Seta LGBTIQ Rights in Finland is a national LGBTIQ+ human rights organisation bringing 34 NGOs together. Seta advocates for an equal society and individual welfare that includes everyone, regardless of sexual orientation, gender identity, gender expression and sex characteristics. www.seta.fi
Dreamwear Club DwC ry is a Finnish NGO promoting the human rights and wellbeing of transvestites and transgendered people and their loved ones.
Transfeminines (Transfeminiinit) strives to advocate for the rights of transfeminines and to organise peer support for them. https://transfeminiinit.fi/wordpress/
Trans ry is a Finnish trans rights association combining grassroots activism with community support, public advocacy and expertise in all things related to trans people and trans rights. https://www.transry.fi/
Trasek is a Finnish association for transgender and intersex rights.
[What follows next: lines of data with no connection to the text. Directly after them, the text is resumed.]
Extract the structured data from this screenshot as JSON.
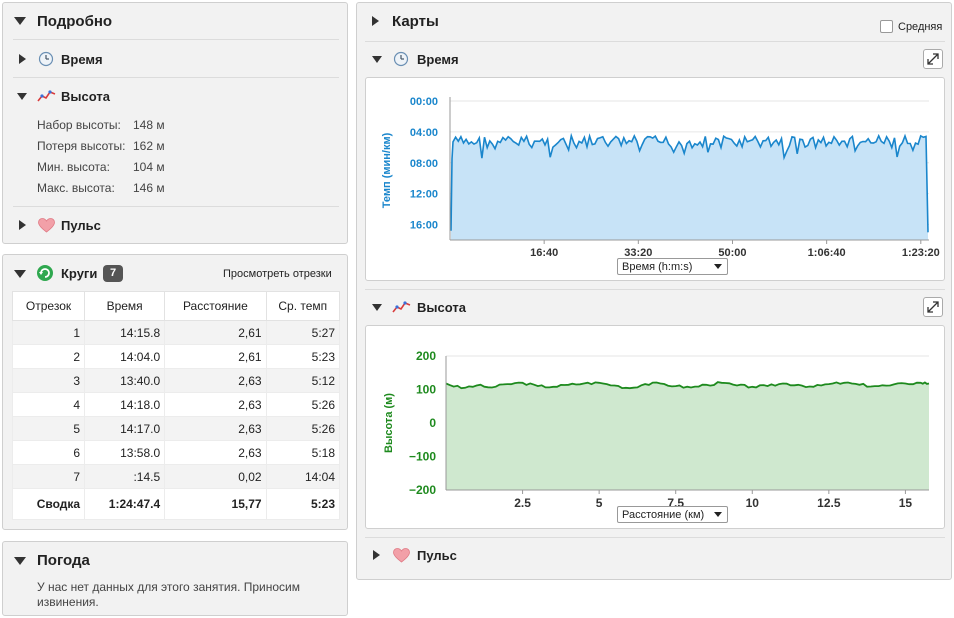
{
  "details": {
    "title": "Подробно",
    "time_label": "Время",
    "elevation": {
      "label": "Высота",
      "rows": [
        {
          "label": "Набор высоты:",
          "value": "148 м"
        },
        {
          "label": "Потеря высоты:",
          "value": "162 м"
        },
        {
          "label": "Мин. высота:",
          "value": "104 м"
        },
        {
          "label": "Макс. высота:",
          "value": "146 м"
        }
      ]
    },
    "pulse_label": "Пульс"
  },
  "laps": {
    "title": "Круги",
    "count": "7",
    "view_segments": "Просмотреть отрезки",
    "headers": [
      "Отрезок",
      "Время",
      "Расстояние",
      "Ср. темп"
    ],
    "rows": [
      [
        "1",
        "14:15.8",
        "2,61",
        "5:27"
      ],
      [
        "2",
        "14:04.0",
        "2,61",
        "5:23"
      ],
      [
        "3",
        "13:40.0",
        "2,63",
        "5:12"
      ],
      [
        "4",
        "14:18.0",
        "2,63",
        "5:26"
      ],
      [
        "5",
        "14:17.0",
        "2,63",
        "5:26"
      ],
      [
        "6",
        "13:58.0",
        "2,63",
        "5:18"
      ],
      [
        "7",
        ":14.5",
        "0,02",
        "14:04"
      ]
    ],
    "summary": [
      "Сводка",
      "1:24:47.4",
      "15,77",
      "5:23"
    ]
  },
  "weather": {
    "title": "Погода",
    "text_line1": "У нас нет данных для этого занятия. Приносим",
    "text_line2": "извинения."
  },
  "maps": {
    "title": "Карты",
    "average_label": "Средняя"
  },
  "time_chart": {
    "title": "Время",
    "selector": "Время (h:m:s)"
  },
  "elev_chart": {
    "title": "Высота",
    "selector": "Расстояние (км)"
  },
  "pulse_chart": {
    "title": "Пульс"
  },
  "colors": {
    "pace_line": "#1a86cc",
    "pace_fill": "#c7e3f7",
    "elev_line": "#1e8a1e",
    "elev_fill": "#cfe8cf"
  },
  "chart_data": [
    {
      "type": "area",
      "ylabel": "Темп (мин/км)",
      "y_ticks": [
        "00:00",
        "04:00",
        "08:00",
        "12:00",
        "16:00"
      ],
      "x_ticks": [
        "16:40",
        "33:20",
        "50:00",
        "1:06:40",
        "1:23:20"
      ],
      "ylim": [
        0,
        18
      ],
      "y_inverted": true,
      "xlim_seconds": [
        0,
        5087
      ],
      "series": [
        {
          "values_approx_min_per_km": 5.3
        }
      ]
    },
    {
      "type": "area",
      "ylabel": "Высота (м)",
      "y_ticks": [
        "200",
        "100",
        "0",
        "−100",
        "−200"
      ],
      "x_ticks": [
        "2.5",
        "5",
        "7.5",
        "10",
        "12.5",
        "15"
      ],
      "ylim": [
        -200,
        200
      ],
      "xlim": [
        0,
        15.77
      ],
      "x": [
        0,
        0.5,
        1,
        1.5,
        2,
        2.5,
        3,
        3.5,
        4,
        4.5,
        5,
        5.5,
        6,
        6.5,
        7,
        7.5,
        8,
        8.5,
        9,
        9.5,
        10,
        10.5,
        11,
        11.5,
        12,
        12.5,
        13,
        13.5,
        14,
        14.5,
        15,
        15.5,
        15.77
      ],
      "series": [
        {
          "values": [
            118,
            104,
            112,
            106,
            116,
            120,
            110,
            108,
            114,
            118,
            120,
            112,
            104,
            116,
            118,
            110,
            106,
            114,
            120,
            112,
            108,
            110,
            118,
            114,
            108,
            116,
            120,
            114,
            110,
            112,
            118,
            120,
            118
          ]
        }
      ]
    }
  ]
}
Trasek advocates for human rights, anti-discrimination measures as well as proper medical care for transgender and intersex individuals. www.trasek.fi
Isio – intersex human rights, raises awareness about and advocates for intersex person’s human rights in Finland. https://intersukupuolisuus.fi/isio/
Families of Trans Children and Youth (Translasten ja -nuorten perheet) aims to promote the rights of transgender and gender-diverse children and young people and support their families. https://www.transperheet.fi/
Rainbow Families Finland (Sateenkaariperheet) is a joint organisation of all rainbow families and those planning a rainbow family. We represent and support different families where one or more parents belong to a gender or sexual minority. The range of rainbow families is wide and includes all genders, sexual orientations and family forms – for instance, blended families, foster families, adoption families, families including one, two or more parents, and polyamorous rainbow families. http://sateenkaariperheet.fi/
Contact person: Kerttu Tarjamo, Secretary General, Seta
paasihteeri(at)seta.fi // +358 50 309 8108